Planking has its origins in England, where two kids created a game the called “The Lying Down Game.” The game slowly spread around the world and when it reached America 14 years later, boom! People everywhere became infatuated with planking.
“It’s not just a hobby; it’s a lifestyle,” said Coward.
When asked the reasons why she does such things, Coward said, “It is hilarious because we just try to find the weirdest or craziest places to plank. You have this sense of accomplishment when you find somewhere to plank that is really cool.”
People have witnessed students planking everywhere from top of cars, to balancing on fire hydrants, to laying on the roof of buildings.
Jacob Melvin, a sophomore and hard-core planker, said, “It all started when me and my friends would see pictures, and we wanted to just out-do everyone. We’ve planked on top of a basketball hoop, a bike and a soccer goal.”
However, not all students are captivated by this new craze.
Brooks Jordan, senior and non-planker, said, “I don’t particularly see the point. If people want to go plank on a roof with the risk of falling off and getting hurt, that’s their choice.”
Then for those who want to try another side of planking, there is owling. Owling incorporates crouching down in places in an attempt to look like an owl.
Coward said, “Owling is a little twist off planking that is still fun but requires less of an ab workout since you don’t have to try to balance as straight as you can on top of something.”
Meanwhile Jordan, yet again, is not a fan. He said, “Owling just looks like people are pooping.”
Planking and owling are born out of boredom, but quickly become a contest. At first, teens just want something to do, want some new way to have fun. But how is just laying down somewhere fun?
Coward said, “It kind of turns into a competition.” Many students explain that they see pictures of other students going planking or owling in crazy places and think, “I can beat that.” Out of this competitiveness comes some of the more outrageous and spontaneous photos. Every planker or owler wants the reputation of being the best, the most hard-core.
Planking and owling can be dangerous too though. On May 21, 2011, a 20-year-old Australian died after losing his balance while planking on a seventh story balcony.

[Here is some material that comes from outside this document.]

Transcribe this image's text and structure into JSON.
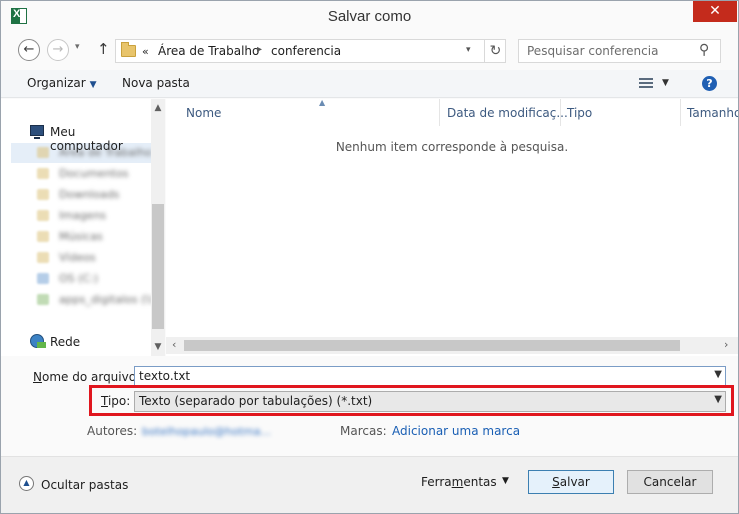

For the ambitious few who want to take these shenanigans a step further, try coning. While different from owling and planking, coning still falls into that same category of unusual, competitive ways to have fun.
When coning, one must travel to a fast food restaurant and purchase an ice cream cone. When the worker attempts to hand over the cone, one seizes the ice cream, just leaving the cone. Coning diverges a bit from the path of planking and coning though. It incorporates other unsuspecting people in the prank.
Alex Churn, a junior and Goodberry’s employee, has been coned while working. Churn said, “At first I was like what the heck?! But then I realized what had happened and started laughing, but I’ve actually gone coning before.”
Not all workers are OKAY with this new coning trend. Many students reported that following their seizure of the ice cream, the attendant at the eatery would react badly such as throwing the cone down angrily on the sidewalk or yelling after “those dang kids.”
Coward, who also participates in coning activites, said, “It is just so funny especially to just see their faces when you take the ice cream.”
Jordan stays consistently cynical with his views on coning. Jordan said, “Dumb people need to find new hobbies.”
All three of these awkward acts seem to draw laughs, despite the obvious fact that there is really no point in doing them.
Teens everywhere are carrying out these random activities; some do them to pass time, some just to get some laughs, while some want those bragging rights. Rather than getting into trouble, sucked into doing drugs, or participating in other mischievous acts, owling, planking, and coning have taken over. Despite the risks some people take while planking, they are creative, safer ways for kids to spend time while stuck in these four years of high school.